- The data
§

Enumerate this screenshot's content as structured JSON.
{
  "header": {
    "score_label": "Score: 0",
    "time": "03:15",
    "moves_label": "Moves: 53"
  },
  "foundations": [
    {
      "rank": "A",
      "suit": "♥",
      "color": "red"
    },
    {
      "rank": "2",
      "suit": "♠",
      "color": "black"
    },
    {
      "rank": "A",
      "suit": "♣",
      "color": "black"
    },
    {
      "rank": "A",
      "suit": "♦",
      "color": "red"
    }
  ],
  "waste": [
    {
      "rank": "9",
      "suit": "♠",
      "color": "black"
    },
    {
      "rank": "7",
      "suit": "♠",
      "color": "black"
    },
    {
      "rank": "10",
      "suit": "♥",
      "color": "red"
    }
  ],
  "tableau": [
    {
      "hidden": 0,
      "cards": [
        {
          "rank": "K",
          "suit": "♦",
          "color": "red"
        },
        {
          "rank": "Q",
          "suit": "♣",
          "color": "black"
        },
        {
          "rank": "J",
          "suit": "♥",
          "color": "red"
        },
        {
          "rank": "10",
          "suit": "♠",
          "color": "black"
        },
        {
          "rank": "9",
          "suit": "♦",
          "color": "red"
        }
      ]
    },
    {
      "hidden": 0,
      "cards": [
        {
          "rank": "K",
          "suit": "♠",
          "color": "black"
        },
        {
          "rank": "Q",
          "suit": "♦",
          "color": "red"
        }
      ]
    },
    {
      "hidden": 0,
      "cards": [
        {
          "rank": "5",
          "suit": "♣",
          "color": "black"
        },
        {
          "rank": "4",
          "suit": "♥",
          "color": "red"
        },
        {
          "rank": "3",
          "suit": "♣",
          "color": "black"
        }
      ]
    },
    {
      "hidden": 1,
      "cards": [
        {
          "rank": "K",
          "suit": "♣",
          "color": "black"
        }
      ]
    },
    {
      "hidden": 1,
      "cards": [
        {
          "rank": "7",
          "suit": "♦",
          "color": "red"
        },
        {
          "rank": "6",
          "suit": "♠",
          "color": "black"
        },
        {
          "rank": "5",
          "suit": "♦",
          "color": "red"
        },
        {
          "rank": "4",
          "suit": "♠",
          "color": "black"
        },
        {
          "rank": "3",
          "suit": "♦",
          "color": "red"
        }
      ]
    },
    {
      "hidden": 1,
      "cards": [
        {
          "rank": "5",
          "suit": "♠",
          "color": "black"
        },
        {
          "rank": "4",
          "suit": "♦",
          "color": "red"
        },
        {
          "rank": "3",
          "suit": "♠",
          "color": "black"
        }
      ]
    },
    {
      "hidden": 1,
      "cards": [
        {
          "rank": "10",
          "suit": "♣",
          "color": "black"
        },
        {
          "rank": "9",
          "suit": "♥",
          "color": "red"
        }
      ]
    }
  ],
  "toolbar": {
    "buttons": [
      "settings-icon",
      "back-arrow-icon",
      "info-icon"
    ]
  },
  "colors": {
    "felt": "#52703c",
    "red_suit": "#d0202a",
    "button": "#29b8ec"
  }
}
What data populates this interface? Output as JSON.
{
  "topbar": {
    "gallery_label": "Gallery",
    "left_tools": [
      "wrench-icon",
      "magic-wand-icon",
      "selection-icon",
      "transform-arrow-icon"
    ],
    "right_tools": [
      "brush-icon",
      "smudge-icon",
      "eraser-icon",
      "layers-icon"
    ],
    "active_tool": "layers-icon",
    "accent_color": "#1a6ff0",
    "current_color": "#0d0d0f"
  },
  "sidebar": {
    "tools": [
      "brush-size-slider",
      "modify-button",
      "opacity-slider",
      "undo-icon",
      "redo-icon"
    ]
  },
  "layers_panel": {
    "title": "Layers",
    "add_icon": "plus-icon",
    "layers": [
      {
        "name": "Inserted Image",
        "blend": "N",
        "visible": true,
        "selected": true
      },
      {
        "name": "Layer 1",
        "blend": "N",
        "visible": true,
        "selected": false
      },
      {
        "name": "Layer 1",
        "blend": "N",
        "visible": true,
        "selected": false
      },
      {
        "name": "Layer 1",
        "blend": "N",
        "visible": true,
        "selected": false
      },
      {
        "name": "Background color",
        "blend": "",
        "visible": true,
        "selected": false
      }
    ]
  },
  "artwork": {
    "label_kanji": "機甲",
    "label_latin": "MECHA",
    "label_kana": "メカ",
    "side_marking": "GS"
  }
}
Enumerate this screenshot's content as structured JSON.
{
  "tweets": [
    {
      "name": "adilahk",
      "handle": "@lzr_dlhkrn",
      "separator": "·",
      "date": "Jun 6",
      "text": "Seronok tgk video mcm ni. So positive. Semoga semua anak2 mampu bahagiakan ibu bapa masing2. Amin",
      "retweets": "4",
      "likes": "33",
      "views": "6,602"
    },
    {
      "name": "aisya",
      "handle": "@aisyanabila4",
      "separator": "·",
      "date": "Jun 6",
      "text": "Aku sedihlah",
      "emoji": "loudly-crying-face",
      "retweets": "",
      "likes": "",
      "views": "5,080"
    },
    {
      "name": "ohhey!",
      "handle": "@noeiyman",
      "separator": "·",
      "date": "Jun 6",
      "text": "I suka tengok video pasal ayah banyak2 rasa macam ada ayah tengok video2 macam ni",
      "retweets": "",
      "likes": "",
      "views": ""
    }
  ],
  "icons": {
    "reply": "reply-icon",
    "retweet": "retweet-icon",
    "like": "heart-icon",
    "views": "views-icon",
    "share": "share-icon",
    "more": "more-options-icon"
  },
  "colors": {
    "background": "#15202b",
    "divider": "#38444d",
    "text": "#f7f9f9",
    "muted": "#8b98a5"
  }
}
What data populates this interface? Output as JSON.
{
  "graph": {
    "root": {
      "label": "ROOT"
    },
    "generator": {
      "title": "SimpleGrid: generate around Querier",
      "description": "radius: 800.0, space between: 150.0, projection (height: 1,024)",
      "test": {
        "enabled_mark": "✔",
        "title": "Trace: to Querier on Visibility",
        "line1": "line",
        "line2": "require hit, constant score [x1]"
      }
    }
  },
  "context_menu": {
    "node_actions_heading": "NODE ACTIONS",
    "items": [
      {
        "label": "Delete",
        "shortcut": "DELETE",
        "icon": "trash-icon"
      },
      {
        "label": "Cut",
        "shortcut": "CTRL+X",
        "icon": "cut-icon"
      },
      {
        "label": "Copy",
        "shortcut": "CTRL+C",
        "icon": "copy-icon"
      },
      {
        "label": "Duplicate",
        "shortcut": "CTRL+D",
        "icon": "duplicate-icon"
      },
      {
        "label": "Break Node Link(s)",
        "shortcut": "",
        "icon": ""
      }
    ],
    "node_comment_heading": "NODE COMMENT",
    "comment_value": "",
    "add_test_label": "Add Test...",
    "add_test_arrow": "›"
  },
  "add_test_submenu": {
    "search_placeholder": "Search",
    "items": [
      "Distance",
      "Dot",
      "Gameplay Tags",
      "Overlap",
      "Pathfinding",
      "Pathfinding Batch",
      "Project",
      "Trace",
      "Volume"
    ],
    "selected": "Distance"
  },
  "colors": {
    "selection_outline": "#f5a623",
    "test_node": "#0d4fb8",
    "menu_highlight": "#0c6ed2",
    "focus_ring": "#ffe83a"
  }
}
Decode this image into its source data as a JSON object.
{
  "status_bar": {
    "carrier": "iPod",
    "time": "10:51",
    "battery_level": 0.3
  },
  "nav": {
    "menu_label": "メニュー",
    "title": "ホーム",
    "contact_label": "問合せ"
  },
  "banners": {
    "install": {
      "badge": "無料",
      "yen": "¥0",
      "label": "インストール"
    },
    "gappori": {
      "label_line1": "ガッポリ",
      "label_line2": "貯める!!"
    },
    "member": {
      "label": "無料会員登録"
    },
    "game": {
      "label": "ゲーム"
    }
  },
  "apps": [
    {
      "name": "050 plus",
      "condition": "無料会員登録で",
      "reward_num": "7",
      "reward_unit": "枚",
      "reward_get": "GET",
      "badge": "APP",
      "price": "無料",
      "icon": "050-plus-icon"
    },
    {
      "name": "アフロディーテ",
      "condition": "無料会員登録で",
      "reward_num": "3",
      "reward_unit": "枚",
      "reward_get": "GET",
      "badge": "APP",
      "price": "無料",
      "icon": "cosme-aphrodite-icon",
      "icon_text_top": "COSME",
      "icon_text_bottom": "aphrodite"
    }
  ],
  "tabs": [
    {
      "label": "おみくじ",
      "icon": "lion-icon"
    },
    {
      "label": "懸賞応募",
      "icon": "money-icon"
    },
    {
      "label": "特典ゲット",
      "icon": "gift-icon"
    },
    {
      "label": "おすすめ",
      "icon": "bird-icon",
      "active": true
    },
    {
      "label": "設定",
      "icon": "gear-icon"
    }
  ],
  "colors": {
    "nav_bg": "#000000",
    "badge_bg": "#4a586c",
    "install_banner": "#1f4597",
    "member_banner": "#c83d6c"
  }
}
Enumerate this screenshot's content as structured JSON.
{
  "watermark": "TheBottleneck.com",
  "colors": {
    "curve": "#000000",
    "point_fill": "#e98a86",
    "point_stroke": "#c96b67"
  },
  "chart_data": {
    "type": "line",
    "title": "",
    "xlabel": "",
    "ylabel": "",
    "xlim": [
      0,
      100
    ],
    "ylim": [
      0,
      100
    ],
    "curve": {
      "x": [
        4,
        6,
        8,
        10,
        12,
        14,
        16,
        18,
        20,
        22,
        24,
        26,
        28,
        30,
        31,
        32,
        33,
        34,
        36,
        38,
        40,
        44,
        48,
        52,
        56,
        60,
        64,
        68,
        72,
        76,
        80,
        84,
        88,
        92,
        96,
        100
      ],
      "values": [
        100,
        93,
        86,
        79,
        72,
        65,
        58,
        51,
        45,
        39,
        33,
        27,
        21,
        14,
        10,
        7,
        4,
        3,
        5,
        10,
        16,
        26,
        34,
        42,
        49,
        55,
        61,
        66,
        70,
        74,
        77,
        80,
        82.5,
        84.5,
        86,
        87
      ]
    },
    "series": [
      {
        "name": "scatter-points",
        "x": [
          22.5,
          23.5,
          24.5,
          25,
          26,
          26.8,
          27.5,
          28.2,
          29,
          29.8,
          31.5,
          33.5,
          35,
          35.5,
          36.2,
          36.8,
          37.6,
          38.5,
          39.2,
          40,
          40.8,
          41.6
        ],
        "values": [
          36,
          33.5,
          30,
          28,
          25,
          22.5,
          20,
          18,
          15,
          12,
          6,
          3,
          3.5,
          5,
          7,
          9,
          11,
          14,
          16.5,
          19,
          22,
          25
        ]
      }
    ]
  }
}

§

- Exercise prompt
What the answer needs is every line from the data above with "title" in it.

- Response to this task
    "title": "Layers",
      "title": "SimpleGrid: generate around Querier",
        "title": "Trace: to Querier on Visibility",
    "title": "ホーム",
    "title": "",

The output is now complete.